--- The problem ---
Your response should contain each line of the data that includes "Chrome".

--- Data provided ---

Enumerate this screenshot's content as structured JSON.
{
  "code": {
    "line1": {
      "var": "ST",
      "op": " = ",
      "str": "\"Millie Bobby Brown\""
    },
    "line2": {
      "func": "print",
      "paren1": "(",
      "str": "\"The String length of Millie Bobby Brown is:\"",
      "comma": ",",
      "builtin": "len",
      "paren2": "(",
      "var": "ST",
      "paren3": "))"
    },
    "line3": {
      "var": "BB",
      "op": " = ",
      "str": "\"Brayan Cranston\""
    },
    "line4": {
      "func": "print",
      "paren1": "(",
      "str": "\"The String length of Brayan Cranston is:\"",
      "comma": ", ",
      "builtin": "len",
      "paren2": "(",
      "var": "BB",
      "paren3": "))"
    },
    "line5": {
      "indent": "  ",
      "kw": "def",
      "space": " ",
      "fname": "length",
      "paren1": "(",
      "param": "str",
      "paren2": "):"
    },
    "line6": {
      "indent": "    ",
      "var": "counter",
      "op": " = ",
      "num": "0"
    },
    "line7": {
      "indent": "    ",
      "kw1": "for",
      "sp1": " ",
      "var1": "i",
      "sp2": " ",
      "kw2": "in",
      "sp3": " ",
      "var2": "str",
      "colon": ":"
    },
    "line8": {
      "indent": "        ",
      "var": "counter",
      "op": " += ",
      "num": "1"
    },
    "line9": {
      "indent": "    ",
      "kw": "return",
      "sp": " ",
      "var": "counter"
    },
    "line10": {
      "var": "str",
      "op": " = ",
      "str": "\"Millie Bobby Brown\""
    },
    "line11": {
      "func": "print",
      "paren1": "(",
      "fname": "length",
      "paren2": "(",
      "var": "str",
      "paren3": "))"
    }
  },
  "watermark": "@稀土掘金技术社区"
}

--

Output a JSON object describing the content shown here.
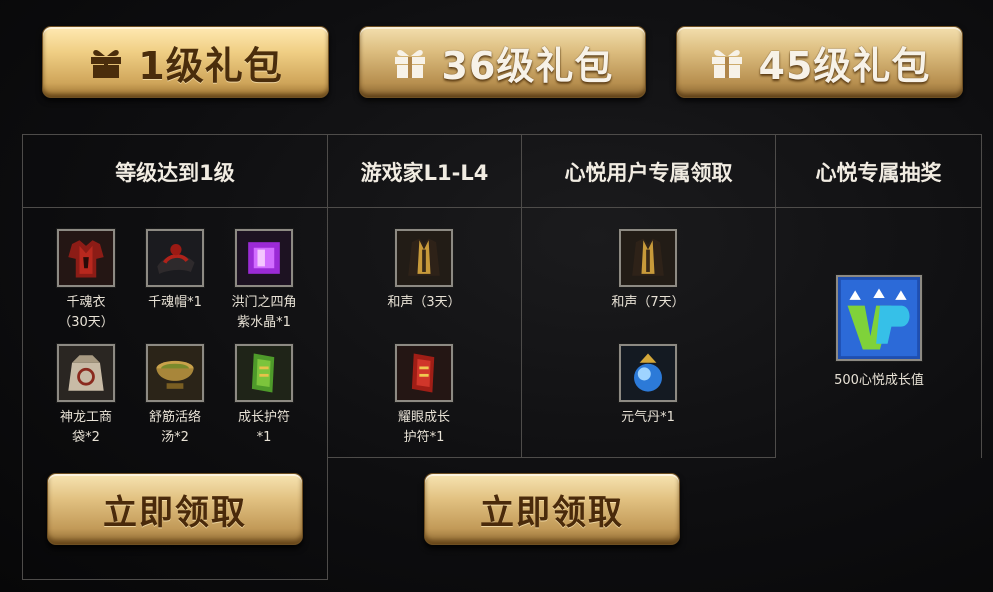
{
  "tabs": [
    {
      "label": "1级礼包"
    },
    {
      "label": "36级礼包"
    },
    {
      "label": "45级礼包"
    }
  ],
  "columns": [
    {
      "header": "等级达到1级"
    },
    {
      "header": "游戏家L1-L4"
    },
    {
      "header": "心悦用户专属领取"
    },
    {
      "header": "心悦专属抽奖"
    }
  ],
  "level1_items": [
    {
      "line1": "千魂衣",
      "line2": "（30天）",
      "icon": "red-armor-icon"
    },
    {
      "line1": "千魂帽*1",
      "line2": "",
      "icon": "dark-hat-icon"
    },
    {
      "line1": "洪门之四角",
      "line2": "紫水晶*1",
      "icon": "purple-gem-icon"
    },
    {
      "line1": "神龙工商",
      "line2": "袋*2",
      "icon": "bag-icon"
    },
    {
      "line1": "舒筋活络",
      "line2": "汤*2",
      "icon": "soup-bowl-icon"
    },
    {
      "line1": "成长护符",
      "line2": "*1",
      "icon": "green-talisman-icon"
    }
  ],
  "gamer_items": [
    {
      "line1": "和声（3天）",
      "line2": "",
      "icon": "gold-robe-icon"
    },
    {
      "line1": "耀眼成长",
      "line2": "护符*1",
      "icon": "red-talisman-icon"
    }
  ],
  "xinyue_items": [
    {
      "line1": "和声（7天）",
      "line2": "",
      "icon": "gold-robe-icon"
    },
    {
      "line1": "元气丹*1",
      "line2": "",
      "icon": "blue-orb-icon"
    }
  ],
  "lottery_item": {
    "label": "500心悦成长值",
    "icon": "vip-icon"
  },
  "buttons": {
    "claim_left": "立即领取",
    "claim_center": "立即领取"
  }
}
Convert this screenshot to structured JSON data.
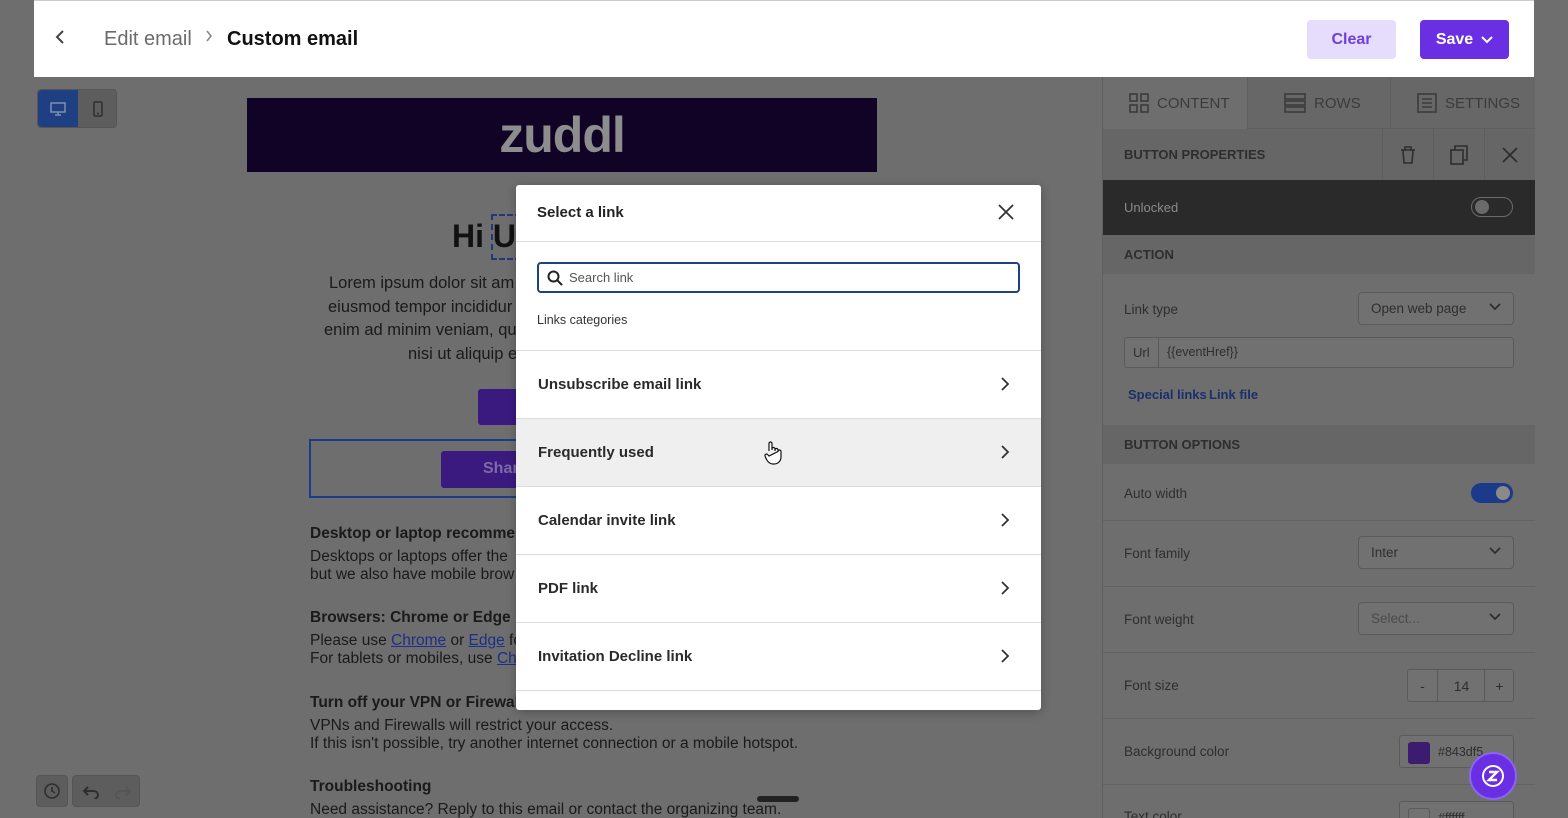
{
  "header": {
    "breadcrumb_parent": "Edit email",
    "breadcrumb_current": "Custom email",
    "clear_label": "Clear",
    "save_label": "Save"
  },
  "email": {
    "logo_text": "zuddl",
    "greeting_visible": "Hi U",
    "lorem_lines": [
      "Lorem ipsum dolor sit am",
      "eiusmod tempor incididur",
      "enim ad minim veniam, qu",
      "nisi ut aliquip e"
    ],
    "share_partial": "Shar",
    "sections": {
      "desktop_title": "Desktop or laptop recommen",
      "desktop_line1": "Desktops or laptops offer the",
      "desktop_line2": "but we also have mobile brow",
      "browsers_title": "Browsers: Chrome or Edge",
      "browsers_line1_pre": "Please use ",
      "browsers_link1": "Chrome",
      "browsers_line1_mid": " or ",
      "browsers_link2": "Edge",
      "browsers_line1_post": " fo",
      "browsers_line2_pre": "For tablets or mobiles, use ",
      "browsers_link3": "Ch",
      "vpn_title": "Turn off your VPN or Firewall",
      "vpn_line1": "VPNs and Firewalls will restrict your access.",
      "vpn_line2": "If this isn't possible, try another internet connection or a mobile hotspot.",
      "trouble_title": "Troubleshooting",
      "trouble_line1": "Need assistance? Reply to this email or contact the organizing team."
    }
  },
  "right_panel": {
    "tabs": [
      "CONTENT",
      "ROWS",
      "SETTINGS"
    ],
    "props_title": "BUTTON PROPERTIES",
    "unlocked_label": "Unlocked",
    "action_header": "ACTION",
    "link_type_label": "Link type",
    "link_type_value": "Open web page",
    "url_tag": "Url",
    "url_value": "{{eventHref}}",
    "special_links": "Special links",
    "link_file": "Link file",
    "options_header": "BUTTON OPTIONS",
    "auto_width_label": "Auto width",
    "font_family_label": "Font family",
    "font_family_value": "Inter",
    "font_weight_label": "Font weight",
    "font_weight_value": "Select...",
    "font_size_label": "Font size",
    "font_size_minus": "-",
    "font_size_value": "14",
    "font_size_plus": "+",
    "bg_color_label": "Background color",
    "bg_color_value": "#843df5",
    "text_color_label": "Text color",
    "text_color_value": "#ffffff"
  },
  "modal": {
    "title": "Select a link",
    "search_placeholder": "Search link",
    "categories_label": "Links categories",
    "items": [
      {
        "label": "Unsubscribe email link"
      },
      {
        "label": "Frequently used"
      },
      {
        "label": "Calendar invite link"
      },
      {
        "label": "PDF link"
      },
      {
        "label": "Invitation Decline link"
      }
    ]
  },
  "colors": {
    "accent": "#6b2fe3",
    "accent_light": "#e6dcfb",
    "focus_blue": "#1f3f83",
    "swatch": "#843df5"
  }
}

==

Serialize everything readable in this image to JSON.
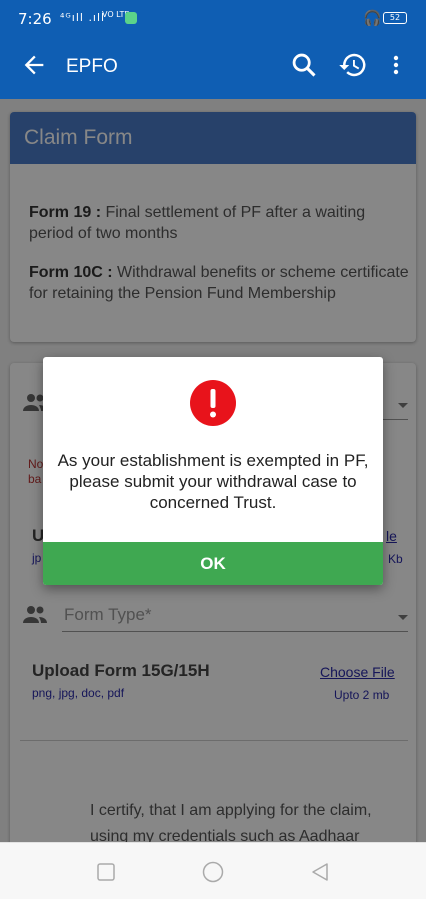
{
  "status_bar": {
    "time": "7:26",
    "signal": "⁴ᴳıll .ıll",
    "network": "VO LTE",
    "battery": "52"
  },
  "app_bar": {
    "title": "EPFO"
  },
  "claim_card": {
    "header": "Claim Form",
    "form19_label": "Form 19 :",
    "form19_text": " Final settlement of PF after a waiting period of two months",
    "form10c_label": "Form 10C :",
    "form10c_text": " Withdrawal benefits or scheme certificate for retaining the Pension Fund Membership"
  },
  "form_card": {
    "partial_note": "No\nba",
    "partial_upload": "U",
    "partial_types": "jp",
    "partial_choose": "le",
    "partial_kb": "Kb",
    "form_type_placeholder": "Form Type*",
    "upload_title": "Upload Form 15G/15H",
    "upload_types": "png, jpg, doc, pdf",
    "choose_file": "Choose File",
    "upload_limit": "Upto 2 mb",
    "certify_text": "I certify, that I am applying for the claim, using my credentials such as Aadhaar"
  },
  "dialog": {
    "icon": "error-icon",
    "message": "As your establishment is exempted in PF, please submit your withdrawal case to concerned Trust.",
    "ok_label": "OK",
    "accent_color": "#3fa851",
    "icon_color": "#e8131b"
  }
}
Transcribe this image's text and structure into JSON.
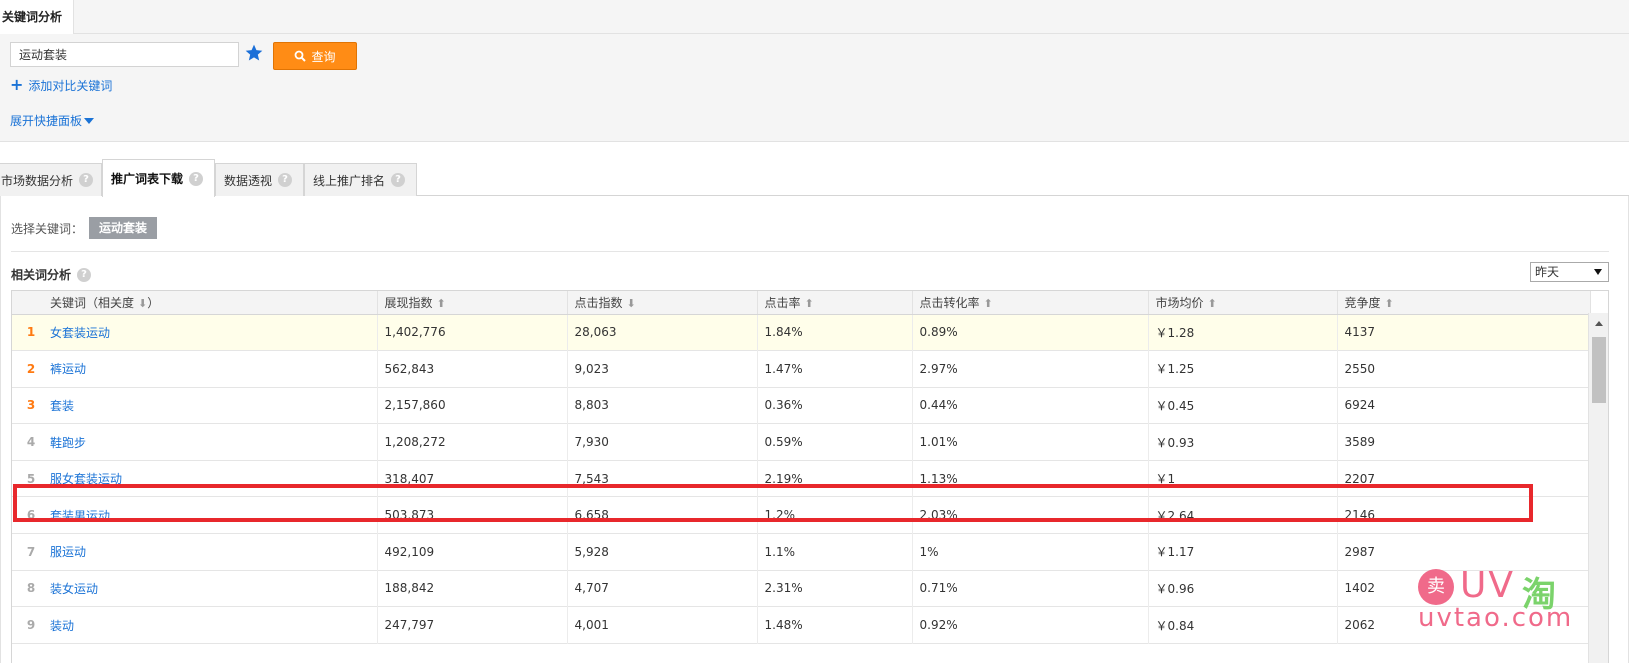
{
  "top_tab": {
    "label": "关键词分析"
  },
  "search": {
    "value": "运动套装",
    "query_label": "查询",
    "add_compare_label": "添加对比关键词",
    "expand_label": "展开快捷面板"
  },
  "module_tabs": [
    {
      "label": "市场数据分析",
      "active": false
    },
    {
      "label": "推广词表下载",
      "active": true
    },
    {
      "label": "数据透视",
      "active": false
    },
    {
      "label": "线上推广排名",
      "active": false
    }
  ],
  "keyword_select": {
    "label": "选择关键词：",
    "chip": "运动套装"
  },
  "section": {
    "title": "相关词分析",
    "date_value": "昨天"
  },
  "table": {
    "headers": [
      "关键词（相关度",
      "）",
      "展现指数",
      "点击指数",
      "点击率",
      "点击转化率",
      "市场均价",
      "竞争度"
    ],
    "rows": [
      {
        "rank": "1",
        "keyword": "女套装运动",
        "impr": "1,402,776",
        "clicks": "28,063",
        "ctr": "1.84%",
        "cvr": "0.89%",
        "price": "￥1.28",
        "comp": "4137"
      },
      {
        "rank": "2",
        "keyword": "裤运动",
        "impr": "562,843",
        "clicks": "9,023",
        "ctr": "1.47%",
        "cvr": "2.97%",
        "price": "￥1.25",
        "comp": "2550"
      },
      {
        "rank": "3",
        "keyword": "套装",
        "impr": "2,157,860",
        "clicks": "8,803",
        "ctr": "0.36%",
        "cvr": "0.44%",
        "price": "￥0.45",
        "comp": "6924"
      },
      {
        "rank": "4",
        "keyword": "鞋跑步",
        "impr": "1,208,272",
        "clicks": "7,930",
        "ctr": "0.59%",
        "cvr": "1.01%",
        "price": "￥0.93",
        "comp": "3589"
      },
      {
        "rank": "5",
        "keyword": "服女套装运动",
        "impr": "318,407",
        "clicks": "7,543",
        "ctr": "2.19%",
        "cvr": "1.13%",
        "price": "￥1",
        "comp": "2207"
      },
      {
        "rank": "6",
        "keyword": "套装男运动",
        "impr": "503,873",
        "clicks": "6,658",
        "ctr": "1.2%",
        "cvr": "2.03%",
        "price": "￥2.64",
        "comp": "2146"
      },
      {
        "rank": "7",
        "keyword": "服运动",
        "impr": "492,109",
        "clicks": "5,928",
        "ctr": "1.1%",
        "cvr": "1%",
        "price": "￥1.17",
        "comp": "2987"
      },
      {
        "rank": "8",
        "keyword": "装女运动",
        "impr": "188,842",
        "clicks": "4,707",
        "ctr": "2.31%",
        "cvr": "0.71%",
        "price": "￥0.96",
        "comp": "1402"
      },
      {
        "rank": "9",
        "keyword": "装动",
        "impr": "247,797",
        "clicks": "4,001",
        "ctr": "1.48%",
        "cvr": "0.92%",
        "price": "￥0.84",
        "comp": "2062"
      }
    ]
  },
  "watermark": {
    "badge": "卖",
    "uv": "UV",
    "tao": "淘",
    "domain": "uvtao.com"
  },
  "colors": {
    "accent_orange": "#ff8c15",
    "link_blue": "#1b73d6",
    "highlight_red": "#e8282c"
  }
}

--- Solution ---
      "browsers_title": "Browsers: Chrome or Edge",
      "browsers_link1": "Chrome",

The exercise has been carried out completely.